__Task__:
Go through each line of the entries below and tally those containing the string "JSON"; give only the total.

Dataset rows describing interfaces:

+--

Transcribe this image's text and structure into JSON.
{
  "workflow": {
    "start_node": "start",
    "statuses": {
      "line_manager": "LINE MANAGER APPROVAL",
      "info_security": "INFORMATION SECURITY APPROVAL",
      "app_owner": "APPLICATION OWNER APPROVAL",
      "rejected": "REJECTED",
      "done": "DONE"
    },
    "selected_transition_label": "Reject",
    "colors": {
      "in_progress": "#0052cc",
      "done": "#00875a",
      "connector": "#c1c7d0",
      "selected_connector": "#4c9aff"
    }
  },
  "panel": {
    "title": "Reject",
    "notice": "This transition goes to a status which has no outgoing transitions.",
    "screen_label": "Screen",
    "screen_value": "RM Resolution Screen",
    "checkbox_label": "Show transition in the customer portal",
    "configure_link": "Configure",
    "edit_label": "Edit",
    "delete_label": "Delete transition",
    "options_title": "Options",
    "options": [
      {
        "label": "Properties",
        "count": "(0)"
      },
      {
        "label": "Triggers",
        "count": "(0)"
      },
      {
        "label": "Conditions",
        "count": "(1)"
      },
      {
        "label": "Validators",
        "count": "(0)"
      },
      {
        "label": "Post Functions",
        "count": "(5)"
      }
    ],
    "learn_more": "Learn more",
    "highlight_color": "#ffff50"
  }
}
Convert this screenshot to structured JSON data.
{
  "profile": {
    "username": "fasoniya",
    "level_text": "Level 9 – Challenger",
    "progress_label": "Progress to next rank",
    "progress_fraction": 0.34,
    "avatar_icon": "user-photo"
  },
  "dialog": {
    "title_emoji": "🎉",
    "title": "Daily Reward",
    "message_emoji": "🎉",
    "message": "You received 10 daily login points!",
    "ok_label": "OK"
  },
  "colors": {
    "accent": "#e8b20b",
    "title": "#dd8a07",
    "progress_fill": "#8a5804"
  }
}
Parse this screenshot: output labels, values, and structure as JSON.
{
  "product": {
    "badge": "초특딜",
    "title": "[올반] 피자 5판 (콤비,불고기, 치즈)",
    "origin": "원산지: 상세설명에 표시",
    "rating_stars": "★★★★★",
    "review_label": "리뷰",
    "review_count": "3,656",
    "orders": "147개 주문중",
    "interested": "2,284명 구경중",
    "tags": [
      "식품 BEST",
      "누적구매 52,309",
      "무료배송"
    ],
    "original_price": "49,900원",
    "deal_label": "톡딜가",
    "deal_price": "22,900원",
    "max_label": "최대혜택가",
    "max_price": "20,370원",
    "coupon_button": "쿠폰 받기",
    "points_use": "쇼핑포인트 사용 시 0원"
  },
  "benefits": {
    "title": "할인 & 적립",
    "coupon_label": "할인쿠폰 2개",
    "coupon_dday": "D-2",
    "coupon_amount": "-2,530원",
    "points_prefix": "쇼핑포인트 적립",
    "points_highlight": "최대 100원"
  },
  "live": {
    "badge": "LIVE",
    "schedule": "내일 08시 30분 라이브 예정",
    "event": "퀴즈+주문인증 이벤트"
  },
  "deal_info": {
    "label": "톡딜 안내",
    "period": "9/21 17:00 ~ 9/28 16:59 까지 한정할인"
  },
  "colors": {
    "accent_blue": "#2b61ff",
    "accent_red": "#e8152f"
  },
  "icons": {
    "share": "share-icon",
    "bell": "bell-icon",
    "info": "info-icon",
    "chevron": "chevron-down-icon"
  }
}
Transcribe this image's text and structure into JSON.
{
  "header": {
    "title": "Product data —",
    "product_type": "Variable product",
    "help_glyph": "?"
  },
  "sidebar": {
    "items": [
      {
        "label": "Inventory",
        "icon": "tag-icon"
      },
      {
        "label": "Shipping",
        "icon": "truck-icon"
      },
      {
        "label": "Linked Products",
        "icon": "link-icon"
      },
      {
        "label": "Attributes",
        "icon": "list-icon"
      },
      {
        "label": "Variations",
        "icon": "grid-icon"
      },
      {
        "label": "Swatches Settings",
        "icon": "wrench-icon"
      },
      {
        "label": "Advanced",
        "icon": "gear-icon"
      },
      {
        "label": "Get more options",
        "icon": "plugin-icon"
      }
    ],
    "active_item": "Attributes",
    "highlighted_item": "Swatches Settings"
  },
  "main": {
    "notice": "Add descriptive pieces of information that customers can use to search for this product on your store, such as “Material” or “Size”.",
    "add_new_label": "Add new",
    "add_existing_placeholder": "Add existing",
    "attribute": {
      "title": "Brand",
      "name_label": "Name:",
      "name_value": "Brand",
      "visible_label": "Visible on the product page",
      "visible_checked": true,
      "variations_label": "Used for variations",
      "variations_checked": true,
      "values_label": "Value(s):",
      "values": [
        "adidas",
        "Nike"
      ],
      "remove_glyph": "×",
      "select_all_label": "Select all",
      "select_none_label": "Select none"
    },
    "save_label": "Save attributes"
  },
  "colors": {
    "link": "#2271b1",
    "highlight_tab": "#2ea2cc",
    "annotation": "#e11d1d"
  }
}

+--

__Result of the exercise__:
4